To the dismay of many others, particularly Afghans, days after the conference the Afghan government recalled its ambassador from Qatar to protest that Qatari Ameers were allowing the Taliban to open an office, apparently after getting a nod from the US. Alongside, ties between Pakistan and the United States, the two key partners, took a nose dive with both countries sticking to their guns over the November 26 NATO raid at a time when serious diplomatic efforts are needed to curtail the Taliban violence and stabilize the highly volatile region.
Future stability in South and Central Asia hinges upon peace and stability in Afghanistan. Pakistan being the closest neighbor and ally of the Taliban is also bitterly affected from the three-decades of war in its backyard and wants peace. However, Pakistan wants guarantees for safeguarding its geo-strategic and economic interests in shaping the future of Afghanistan before joining a meaningful peace process and nudging its Taliban allies to come forward.
Likewise, South Asian giant, India along with Iran and paired with the Saudis, Chinese and even Russians wants to be included before drawing the peace roadmap. Hence, talks and a consensus among the regional players is the need of the hour.
However, as Afrasiab Khattak pointed out, intra-afghan dialogue is critical to the process. Warlords, unfortunately, have gained more strength and ethnic schism has further widened the multi-ethnic Afghan society over the years. Despite that, one positive aspect is the growth of civil society marked by new leadership comprising young intellectuals, writers and NGO activists that have emerged in the past 10 years. Tribal elders, elected representatives, former warlords and civil society leaders also need to have a say in the peacemaking efforts.
Challenges do exist at every step and heightened involvement on a local, regional and international level is imperative. A sincere resolve to avoid the looming threat to regional stability is the single major stimulus that could push all stakeholders into a give and take solution.
Lastly, stability in Afghanistan mostly depends on good governance, economic development and rebuilding efforts that would remain a dream without sustained support from the Western world and Afghanistan’s neighbors.
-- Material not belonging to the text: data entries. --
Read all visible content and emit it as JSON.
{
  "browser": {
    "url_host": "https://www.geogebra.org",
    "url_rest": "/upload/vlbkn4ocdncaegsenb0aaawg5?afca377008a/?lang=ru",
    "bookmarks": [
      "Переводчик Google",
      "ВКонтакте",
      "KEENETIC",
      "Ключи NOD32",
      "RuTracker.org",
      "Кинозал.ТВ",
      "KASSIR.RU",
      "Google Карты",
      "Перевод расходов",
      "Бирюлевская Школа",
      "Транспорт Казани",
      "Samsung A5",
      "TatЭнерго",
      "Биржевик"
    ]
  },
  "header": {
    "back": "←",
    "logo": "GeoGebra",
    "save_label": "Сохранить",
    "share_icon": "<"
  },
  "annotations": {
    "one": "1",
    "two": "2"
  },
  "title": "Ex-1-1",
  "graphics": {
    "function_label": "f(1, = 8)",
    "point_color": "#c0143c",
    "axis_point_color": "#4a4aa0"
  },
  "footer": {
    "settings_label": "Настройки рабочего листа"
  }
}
Much work remains to be done before bringing some sort of order to a country suffering from naked aggression and foreign interference.
Efforts without sincere resolve are little more than flogging a dead horse. The million-dollar question is: Does such a resolve exist? Only history will be the judge.
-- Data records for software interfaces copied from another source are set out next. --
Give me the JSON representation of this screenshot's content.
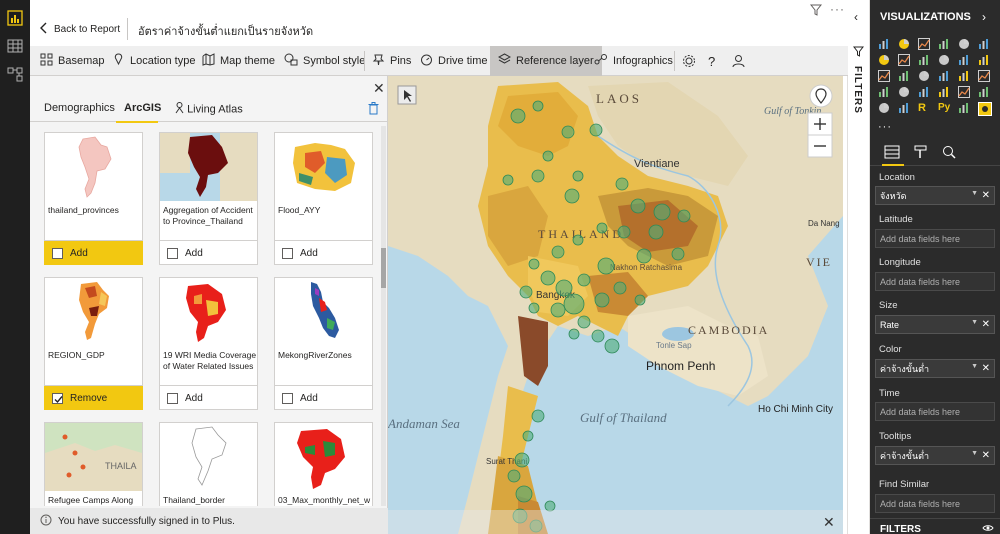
{
  "top": {
    "back_label": "Back to Report",
    "report_title": "อัตราค่าจ้างขั้นต่ำแยกเป็นรายจังหวัด"
  },
  "toolbar": {
    "items": [
      {
        "label": "Basemap",
        "icon": "basemap-grid-icon"
      },
      {
        "label": "Location type",
        "icon": "location-pin-icon"
      },
      {
        "label": "Map theme",
        "icon": "map-theme-icon"
      },
      {
        "label": "Symbol style",
        "icon": "symbol-style-icon"
      },
      {
        "label": "Pins",
        "icon": "pin-icon"
      },
      {
        "label": "Drive time",
        "icon": "drive-time-icon"
      },
      {
        "label": "Reference layer",
        "icon": "reference-layer-icon",
        "active": true
      },
      {
        "label": "Infographics",
        "icon": "infographics-icon"
      }
    ],
    "extra_icons": [
      "gear-icon",
      "help-icon",
      "user-icon"
    ]
  },
  "panel": {
    "tabs": [
      "Demographics",
      "ArcGIS",
      "Living Atlas"
    ],
    "active_tab": "ArcGIS",
    "cards": [
      {
        "name": "thailand_provinces",
        "action": "Add",
        "selected": true
      },
      {
        "name": "Aggregation of Accident to Province_Thailand",
        "action": "Add",
        "selected": false
      },
      {
        "name": "Flood_AYY",
        "action": "Add",
        "selected": false
      },
      {
        "name": "REGION_GDP",
        "action": "Remove",
        "selected": true
      },
      {
        "name": "19 WRI Media Coverage of Water Related Issues",
        "action": "Add",
        "selected": false
      },
      {
        "name": "MekongRiverZones",
        "action": "Add",
        "selected": false
      },
      {
        "name": "Refugee Camps Along",
        "action": "",
        "selected": false
      },
      {
        "name": "Thailand_border",
        "action": "",
        "selected": false
      },
      {
        "name": "03_Max_monthly_net_w",
        "action": "",
        "selected": false
      }
    ],
    "toast": "You have successfully signed in to Plus."
  },
  "map": {
    "labels": [
      {
        "text": "LAOS"
      },
      {
        "text": "Vientiane"
      },
      {
        "text": "THAILAND"
      },
      {
        "text": "Nakhon Ratchasima"
      },
      {
        "text": "Bangkok"
      },
      {
        "text": "CAMBODIA"
      },
      {
        "text": "Tonle Sap"
      },
      {
        "text": "Phnom Penh"
      },
      {
        "text": "Gulf of Thailand"
      },
      {
        "text": "Ho Chi Minh City"
      },
      {
        "text": "Gulf of Tonkin"
      },
      {
        "text": "Da Nang"
      },
      {
        "text": "Andaman Sea"
      },
      {
        "text": "Surat Thani"
      },
      {
        "text": "VIE"
      }
    ]
  },
  "filters_strip": {
    "label": "FILTERS"
  },
  "viz": {
    "title": "VISUALIZATIONS",
    "wells": [
      {
        "label": "Location",
        "value": "จังหวัด",
        "filled": true
      },
      {
        "label": "Latitude",
        "value": "Add data fields here",
        "filled": false
      },
      {
        "label": "Longitude",
        "value": "Add data fields here",
        "filled": false
      },
      {
        "label": "Size",
        "value": "Rate",
        "filled": true
      },
      {
        "label": "Color",
        "value": "ค่าจ้างขั้นต่ำ",
        "filled": true
      },
      {
        "label": "Time",
        "value": "Add data fields here",
        "filled": false
      },
      {
        "label": "Tooltips",
        "value": "ค่าจ้างขั้นต่ำ",
        "filled": true
      },
      {
        "label": "Find Similar",
        "value": "Add data fields here",
        "filled": false
      }
    ],
    "filters_label": "FILTERS"
  },
  "colors": {
    "accent": "#f2c811",
    "viz_bg": "#2b2b2b",
    "rail_bg": "#1f1f1f",
    "sea": "#b8d8e8",
    "land": "#e6dcc0",
    "circle": "#4fae7a"
  }
}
German Chancellor Angela Merkel with Afghan President Hamid Karzai in Bonn. Former CIA Islamabad station Chief, Howard Hart (Charlie Wilson’s War by George Crile)